*** Opening of DATA EXTRACTS ***

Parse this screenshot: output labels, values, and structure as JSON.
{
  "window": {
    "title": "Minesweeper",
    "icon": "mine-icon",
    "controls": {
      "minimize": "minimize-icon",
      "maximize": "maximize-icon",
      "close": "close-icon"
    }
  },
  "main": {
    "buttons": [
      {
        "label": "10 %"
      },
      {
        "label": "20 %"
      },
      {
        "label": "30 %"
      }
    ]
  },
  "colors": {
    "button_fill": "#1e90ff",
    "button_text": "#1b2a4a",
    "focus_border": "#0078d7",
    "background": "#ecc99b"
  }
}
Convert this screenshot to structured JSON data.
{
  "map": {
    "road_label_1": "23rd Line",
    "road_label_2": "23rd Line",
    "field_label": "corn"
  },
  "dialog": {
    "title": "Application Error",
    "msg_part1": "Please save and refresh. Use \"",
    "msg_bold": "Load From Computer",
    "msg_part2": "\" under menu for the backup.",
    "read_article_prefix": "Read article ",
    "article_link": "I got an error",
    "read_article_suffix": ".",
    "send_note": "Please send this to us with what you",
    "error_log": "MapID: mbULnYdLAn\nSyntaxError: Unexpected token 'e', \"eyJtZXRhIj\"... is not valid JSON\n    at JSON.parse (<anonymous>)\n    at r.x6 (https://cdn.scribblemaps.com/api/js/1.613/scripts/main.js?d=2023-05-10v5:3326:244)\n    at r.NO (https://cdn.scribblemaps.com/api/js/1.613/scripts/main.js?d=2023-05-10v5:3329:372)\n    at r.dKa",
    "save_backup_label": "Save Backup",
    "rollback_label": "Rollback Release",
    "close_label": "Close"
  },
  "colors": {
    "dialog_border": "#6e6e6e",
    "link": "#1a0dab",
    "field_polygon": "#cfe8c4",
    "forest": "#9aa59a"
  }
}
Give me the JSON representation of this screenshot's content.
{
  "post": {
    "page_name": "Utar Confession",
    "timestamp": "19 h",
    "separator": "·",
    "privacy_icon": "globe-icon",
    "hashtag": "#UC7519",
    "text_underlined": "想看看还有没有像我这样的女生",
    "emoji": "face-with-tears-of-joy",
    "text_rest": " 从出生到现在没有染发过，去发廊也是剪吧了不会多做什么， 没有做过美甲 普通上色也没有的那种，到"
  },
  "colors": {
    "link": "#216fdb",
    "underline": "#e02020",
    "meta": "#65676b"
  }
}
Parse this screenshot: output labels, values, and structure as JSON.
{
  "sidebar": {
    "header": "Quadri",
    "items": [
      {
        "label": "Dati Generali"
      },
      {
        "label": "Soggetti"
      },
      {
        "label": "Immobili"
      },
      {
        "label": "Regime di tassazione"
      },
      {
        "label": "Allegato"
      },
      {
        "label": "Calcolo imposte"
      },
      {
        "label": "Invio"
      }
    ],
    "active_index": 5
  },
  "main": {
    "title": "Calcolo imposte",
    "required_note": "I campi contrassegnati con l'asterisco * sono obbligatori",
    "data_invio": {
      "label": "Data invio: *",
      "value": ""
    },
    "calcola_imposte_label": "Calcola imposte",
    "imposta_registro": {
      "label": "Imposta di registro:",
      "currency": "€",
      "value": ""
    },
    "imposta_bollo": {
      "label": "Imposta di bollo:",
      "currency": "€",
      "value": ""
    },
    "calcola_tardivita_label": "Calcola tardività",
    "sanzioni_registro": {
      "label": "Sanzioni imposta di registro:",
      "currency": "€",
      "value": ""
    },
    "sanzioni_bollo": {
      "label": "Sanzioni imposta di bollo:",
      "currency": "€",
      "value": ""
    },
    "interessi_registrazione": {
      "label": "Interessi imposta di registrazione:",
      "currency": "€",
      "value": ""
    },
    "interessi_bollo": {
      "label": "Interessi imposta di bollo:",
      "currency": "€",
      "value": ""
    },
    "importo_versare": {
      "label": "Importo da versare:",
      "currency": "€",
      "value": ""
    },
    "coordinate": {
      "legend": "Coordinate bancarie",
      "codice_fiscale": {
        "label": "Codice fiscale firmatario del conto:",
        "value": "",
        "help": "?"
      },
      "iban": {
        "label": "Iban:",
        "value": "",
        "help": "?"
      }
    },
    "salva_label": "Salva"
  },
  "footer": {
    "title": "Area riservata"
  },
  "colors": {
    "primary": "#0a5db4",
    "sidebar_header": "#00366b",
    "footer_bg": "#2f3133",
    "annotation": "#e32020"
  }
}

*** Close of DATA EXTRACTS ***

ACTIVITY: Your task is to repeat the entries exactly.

ANSWER AREA:
Parse this screenshot: output labels, values, and structure as JSON.
{
  "window": {
    "title": "Minesweeper",
    "icon": "mine-icon",
    "controls": {
      "minimize": "minimize-icon",
      "maximize": "maximize-icon",
      "close": "close-icon"
    }
  },
  "main": {
    "buttons": [
      {
        "label": "10 %"
      },
      {
        "label": "20 %"
      },
      {
        "label": "30 %"
      }
    ]
  },
  "colors": {
    "button_fill": "#1e90ff",
    "button_text": "#1b2a4a",
    "focus_border": "#0078d7",
    "background": "#ecc99b"
  }
}
Convert this screenshot to structured JSON data.
{
  "map": {
    "road_label_1": "23rd Line",
    "road_label_2": "23rd Line",
    "field_label": "corn"
  },
  "dialog": {
    "title": "Application Error",
    "msg_part1": "Please save and refresh. Use \"",
    "msg_bold": "Load From Computer",
    "msg_part2": "\" under menu for the backup.",
    "read_article_prefix": "Read article ",
    "article_link": "I got an error",
    "read_article_suffix": ".",
    "send_note": "Please send this to us with what you",
    "error_log": "MapID: mbULnYdLAn\nSyntaxError: Unexpected token 'e', \"eyJtZXRhIj\"... is not valid JSON\n    at JSON.parse (<anonymous>)\n    at r.x6 (https://cdn.scribblemaps.com/api/js/1.613/scripts/main.js?d=2023-05-10v5:3326:244)\n    at r.NO (https://cdn.scribblemaps.com/api/js/1.613/scripts/main.js?d=2023-05-10v5:3329:372)\n    at r.dKa",
    "save_backup_label": "Save Backup",
    "rollback_label": "Rollback Release",
    "close_label": "Close"
  },
  "colors": {
    "dialog_border": "#6e6e6e",
    "link": "#1a0dab",
    "field_polygon": "#cfe8c4",
    "forest": "#9aa59a"
  }
}
Give me the JSON representation of this screenshot's content.
{
  "post": {
    "page_name": "Utar Confession",
    "timestamp": "19 h",
    "separator": "·",
    "privacy_icon": "globe-icon",
    "hashtag": "#UC7519",
    "text_underlined": "想看看还有没有像我这样的女生",
    "emoji": "face-with-tears-of-joy",
    "text_rest": " 从出生到现在没有染发过，去发廊也是剪吧了不会多做什么， 没有做过美甲 普通上色也没有的那种，到"
  },
  "colors": {
    "link": "#216fdb",
    "underline": "#e02020",
    "meta": "#65676b"
  }
}
Parse this screenshot: output labels, values, and structure as JSON.
{
  "sidebar": {
    "header": "Quadri",
    "items": [
      {
        "label": "Dati Generali"
      },
      {
        "label": "Soggetti"
      },
      {
        "label": "Immobili"
      },
      {
        "label": "Regime di tassazione"
      },
      {
        "label": "Allegato"
      },
      {
        "label": "Calcolo imposte"
      },
      {
        "label": "Invio"
      }
    ],
    "active_index": 5
  },
  "main": {
    "title": "Calcolo imposte",
    "required_note": "I campi contrassegnati con l'asterisco * sono obbligatori",
    "data_invio": {
      "label": "Data invio: *",
      "value": ""
    },
    "calcola_imposte_label": "Calcola imposte",
    "imposta_registro": {
      "label": "Imposta di registro:",
      "currency": "€",
      "value": ""
    },
    "imposta_bollo": {
      "label": "Imposta di bollo:",
      "currency": "€",
      "value": ""
    },
    "calcola_tardivita_label": "Calcola tardività",
    "sanzioni_registro": {
      "label": "Sanzioni imposta di registro:",
      "currency": "€",
      "value": ""
    },
    "sanzioni_bollo": {
      "label": "Sanzioni imposta di bollo:",
      "currency": "€",
      "value": ""
    },
    "interessi_registrazione": {
      "label": "Interessi imposta di registrazione:",
      "currency": "€",
      "value": ""
    },
    "interessi_bollo": {
      "label": "Interessi imposta di bollo:",
      "currency": "€",
      "value": ""
    },
    "importo_versare": {
      "label": "Importo da versare:",
      "currency": "€",
      "value": ""
    },
    "coordinate": {
      "legend": "Coordinate bancarie",
      "codice_fiscale": {
        "label": "Codice fiscale firmatario del conto:",
        "value": "",
        "help": "?"
      },
      "iban": {
        "label": "Iban:",
        "value": "",
        "help": "?"
      }
    },
    "salva_label": "Salva"
  },
  "footer": {
    "title": "Area riservata"
  },
  "colors": {
    "primary": "#0a5db4",
    "sidebar_header": "#00366b",
    "footer_bg": "#2f3133",
    "annotation": "#e32020"
  }
}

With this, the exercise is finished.